PROBLEM REQUIREMENTS ▸
The full text of the records below, minus any pictures, should be given back word for word.

(Stored entries)
[Start of section]

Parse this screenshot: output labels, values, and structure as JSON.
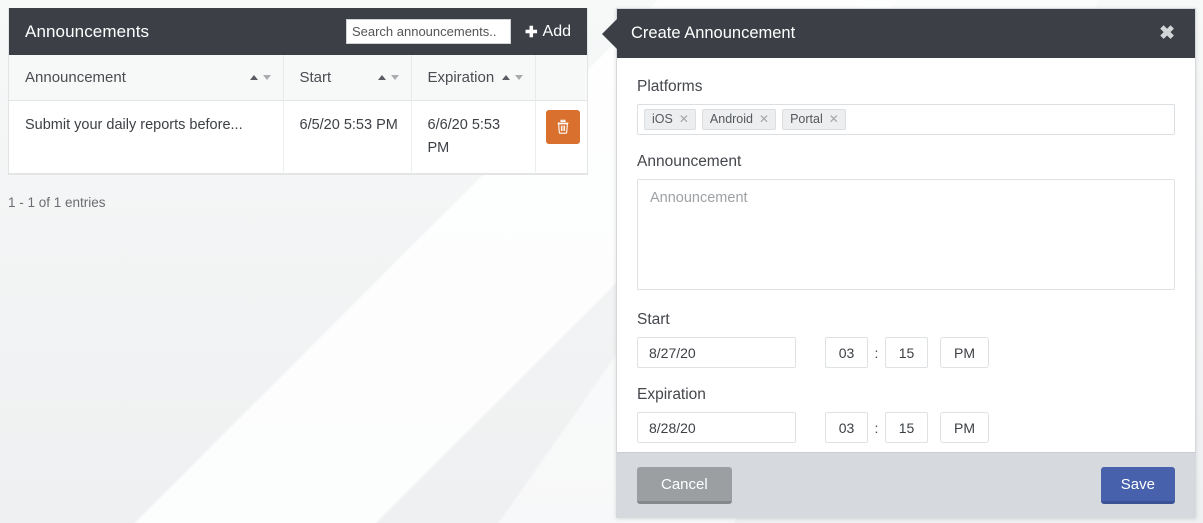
{
  "panel": {
    "title": "Announcements",
    "search": {
      "placeholder": "Search announcements..",
      "value": ""
    },
    "add_label": "Add",
    "add_icon": "plus-icon",
    "columns": [
      {
        "label": "Announcement",
        "sortable": true
      },
      {
        "label": "Start",
        "sortable": true
      },
      {
        "label": "Expiration",
        "sortable": true
      },
      {
        "label": "",
        "sortable": false
      }
    ],
    "rows": [
      {
        "announcement": "Submit your daily reports before...",
        "start": "6/5/20 5:53 PM",
        "expiration": "6/6/20 5:53 PM",
        "delete_icon": "trash-icon"
      }
    ],
    "entries_info": "1 - 1 of 1 entries"
  },
  "modal": {
    "title": "Create Announcement",
    "close_icon": "close-icon",
    "platforms": {
      "label": "Platforms",
      "tags": [
        {
          "label": "iOS",
          "remove_icon": "remove-tag-icon"
        },
        {
          "label": "Android",
          "remove_icon": "remove-tag-icon"
        },
        {
          "label": "Portal",
          "remove_icon": "remove-tag-icon"
        }
      ]
    },
    "announcement": {
      "label": "Announcement",
      "placeholder": "Announcement",
      "value": ""
    },
    "start": {
      "label": "Start",
      "date": "8/27/20",
      "hour": "03",
      "separator": ":",
      "minute": "15",
      "meridiem": "PM"
    },
    "expiration": {
      "label": "Expiration",
      "date": "8/28/20",
      "hour": "03",
      "separator": ":",
      "minute": "15",
      "meridiem": "PM"
    },
    "cancel_label": "Cancel",
    "save_label": "Save"
  },
  "colors": {
    "header_dark": "#3c3f46",
    "delete_orange": "#d9702d",
    "save_blue": "#4761ad",
    "cancel_gray": "#9b9fa2",
    "footer_bg": "#d6dade"
  }
}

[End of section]

EXERCISE OUTPUT ▸
Parse this screenshot: output labels, values, and structure as JSON.
{
  "panel": {
    "title": "Announcements",
    "search": {
      "placeholder": "Search announcements..",
      "value": ""
    },
    "add_label": "Add",
    "add_icon": "plus-icon",
    "columns": [
      {
        "label": "Announcement",
        "sortable": true
      },
      {
        "label": "Start",
        "sortable": true
      },
      {
        "label": "Expiration",
        "sortable": true
      },
      {
        "label": "",
        "sortable": false
      }
    ],
    "rows": [
      {
        "announcement": "Submit your daily reports before...",
        "start": "6/5/20 5:53 PM",
        "expiration": "6/6/20 5:53 PM",
        "delete_icon": "trash-icon"
      }
    ],
    "entries_info": "1 - 1 of 1 entries"
  },
  "modal": {
    "title": "Create Announcement",
    "close_icon": "close-icon",
    "platforms": {
      "label": "Platforms",
      "tags": [
        {
          "label": "iOS",
          "remove_icon": "remove-tag-icon"
        },
        {
          "label": "Android",
          "remove_icon": "remove-tag-icon"
        },
        {
          "label": "Portal",
          "remove_icon": "remove-tag-icon"
        }
      ]
    },
    "announcement": {
      "label": "Announcement",
      "placeholder": "Announcement",
      "value": ""
    },
    "start": {
      "label": "Start",
      "date": "8/27/20",
      "hour": "03",
      "separator": ":",
      "minute": "15",
      "meridiem": "PM"
    },
    "expiration": {
      "label": "Expiration",
      "date": "8/28/20",
      "hour": "03",
      "separator": ":",
      "minute": "15",
      "meridiem": "PM"
    },
    "cancel_label": "Cancel",
    "save_label": "Save"
  },
  "colors": {
    "header_dark": "#3c3f46",
    "delete_orange": "#d9702d",
    "save_blue": "#4761ad",
    "cancel_gray": "#9b9fa2",
    "footer_bg": "#d6dade"
  }
}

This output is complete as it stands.